Stored items
*** Begin section ***
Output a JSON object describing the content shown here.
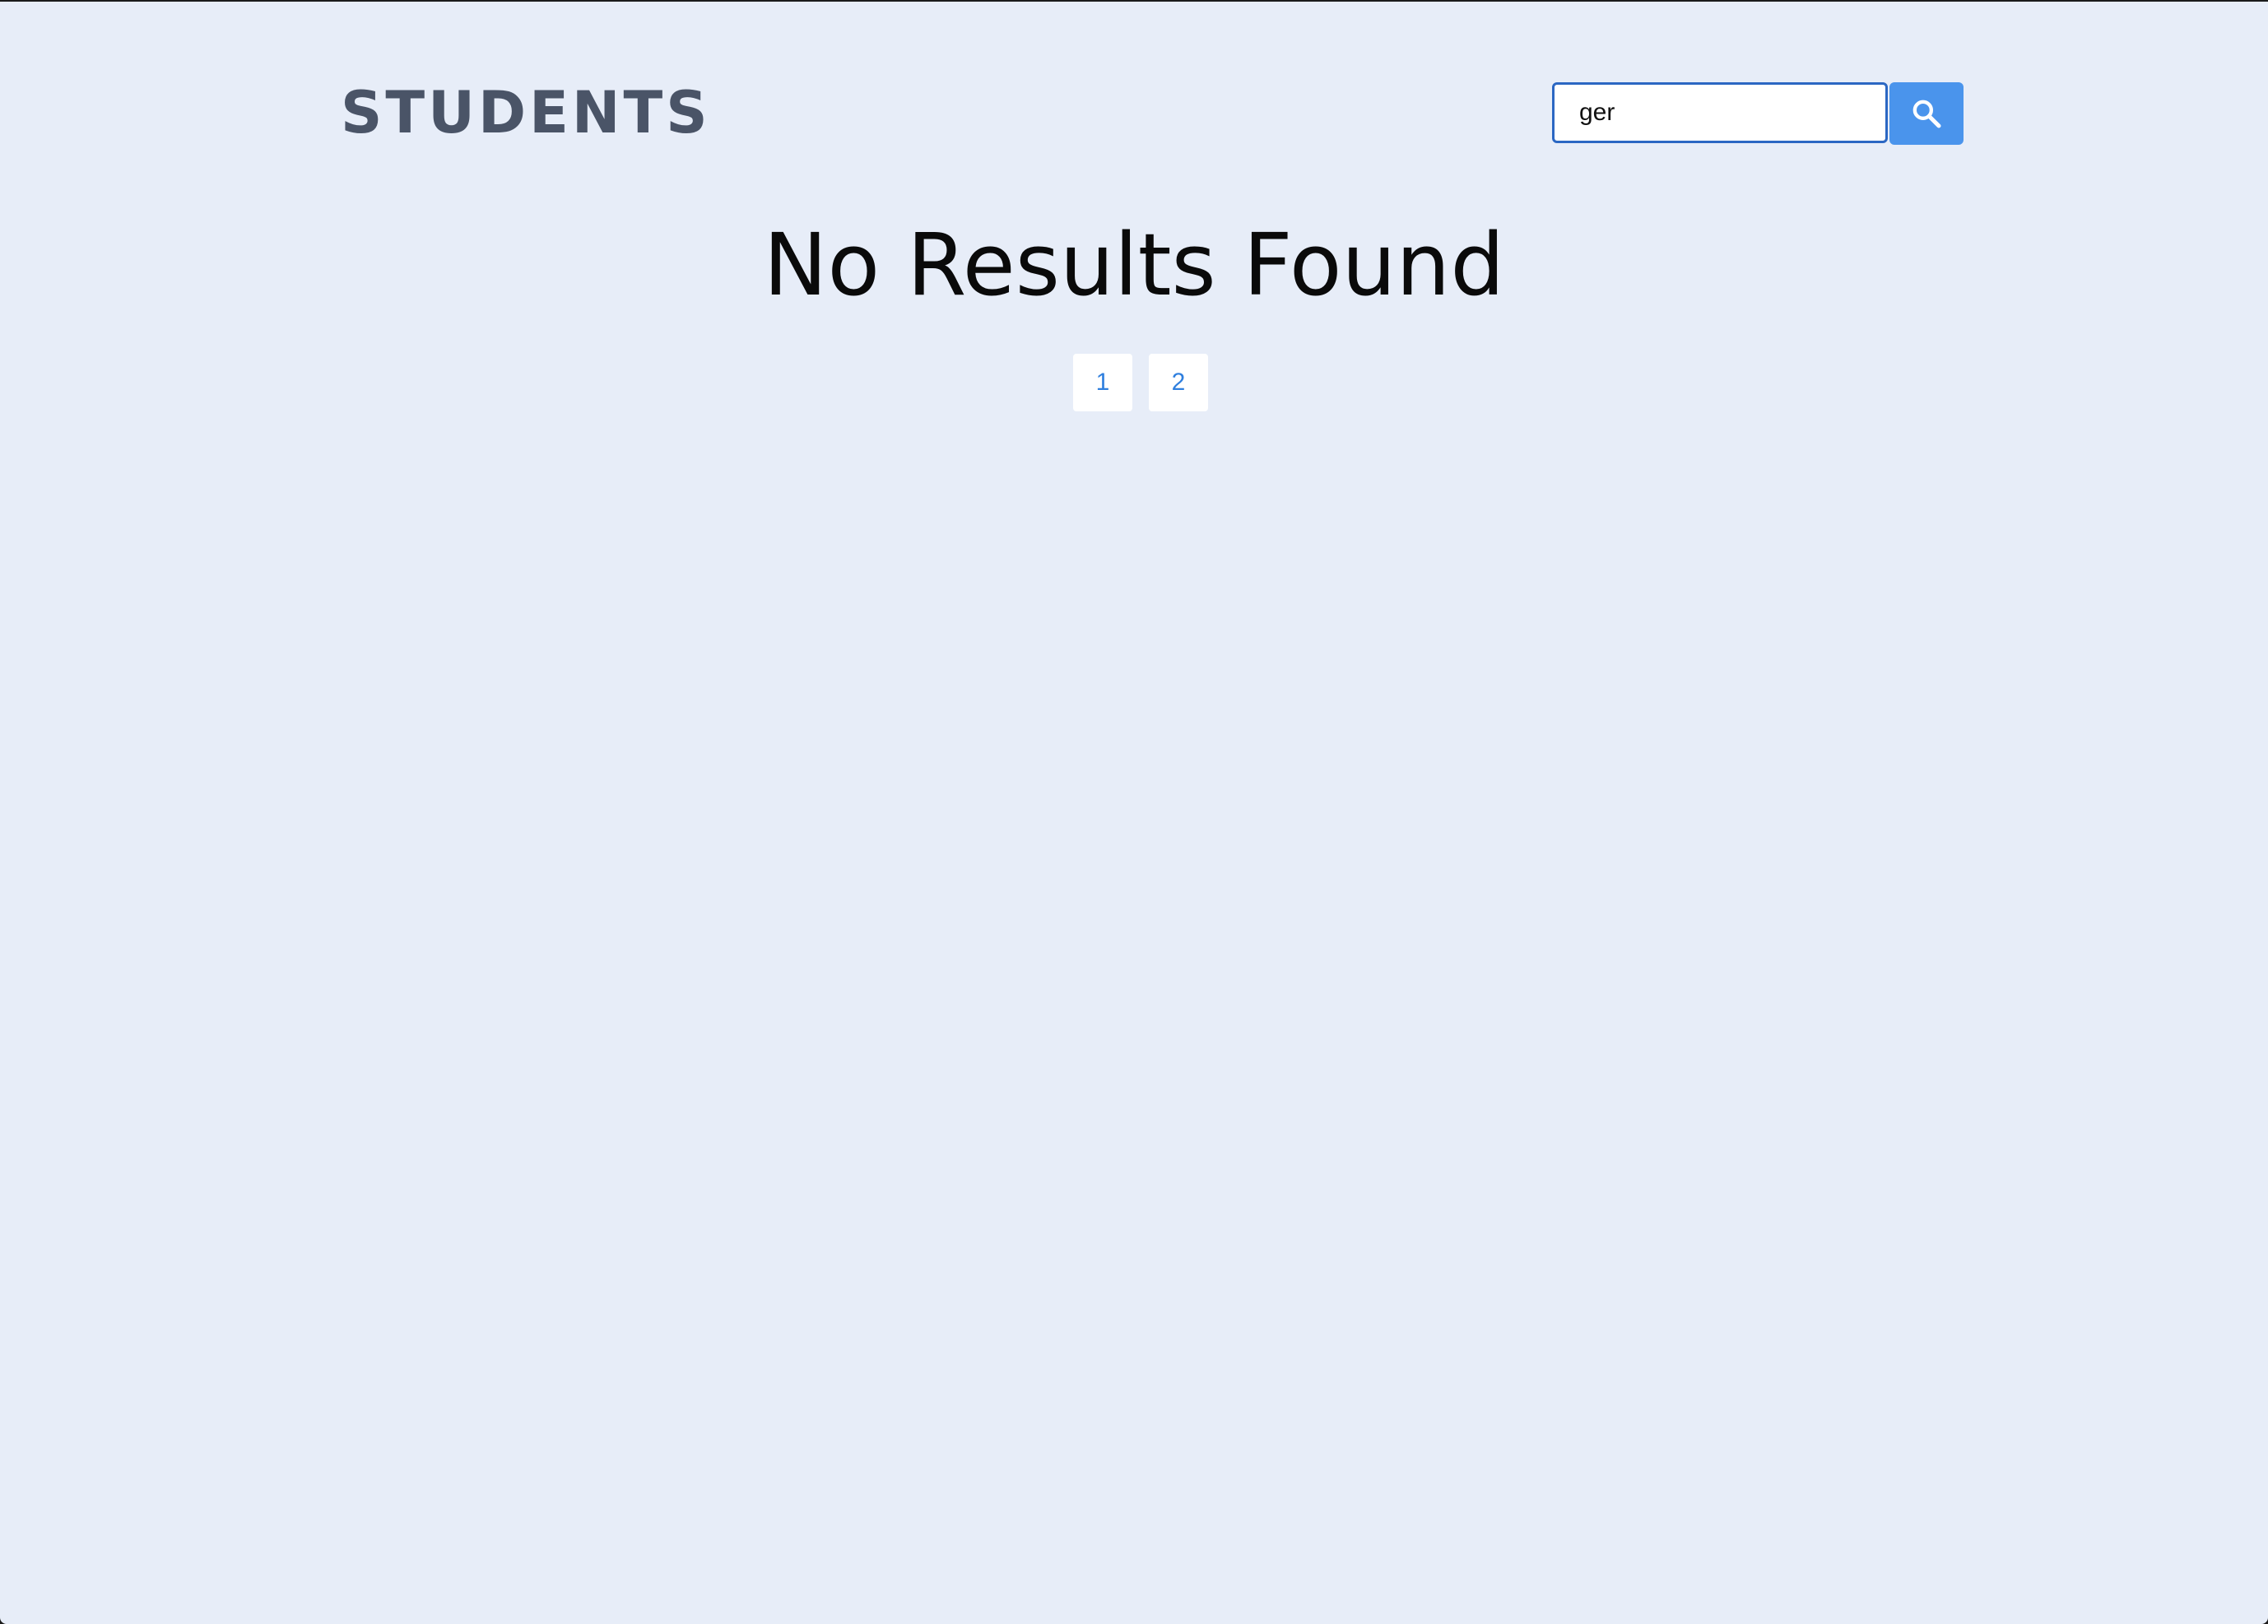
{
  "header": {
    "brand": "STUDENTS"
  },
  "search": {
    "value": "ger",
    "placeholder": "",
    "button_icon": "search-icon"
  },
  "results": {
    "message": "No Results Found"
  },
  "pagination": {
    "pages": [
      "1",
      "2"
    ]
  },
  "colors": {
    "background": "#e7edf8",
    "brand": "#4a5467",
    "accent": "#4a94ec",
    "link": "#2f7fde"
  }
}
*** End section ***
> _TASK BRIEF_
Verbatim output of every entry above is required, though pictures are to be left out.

> _OUTPUT BELOW_
Output a JSON object describing the content shown here.
{
  "header": {
    "brand": "STUDENTS"
  },
  "search": {
    "value": "ger",
    "placeholder": "",
    "button_icon": "search-icon"
  },
  "results": {
    "message": "No Results Found"
  },
  "pagination": {
    "pages": [
      "1",
      "2"
    ]
  },
  "colors": {
    "background": "#e7edf8",
    "brand": "#4a5467",
    "accent": "#4a94ec",
    "link": "#2f7fde"
  }
}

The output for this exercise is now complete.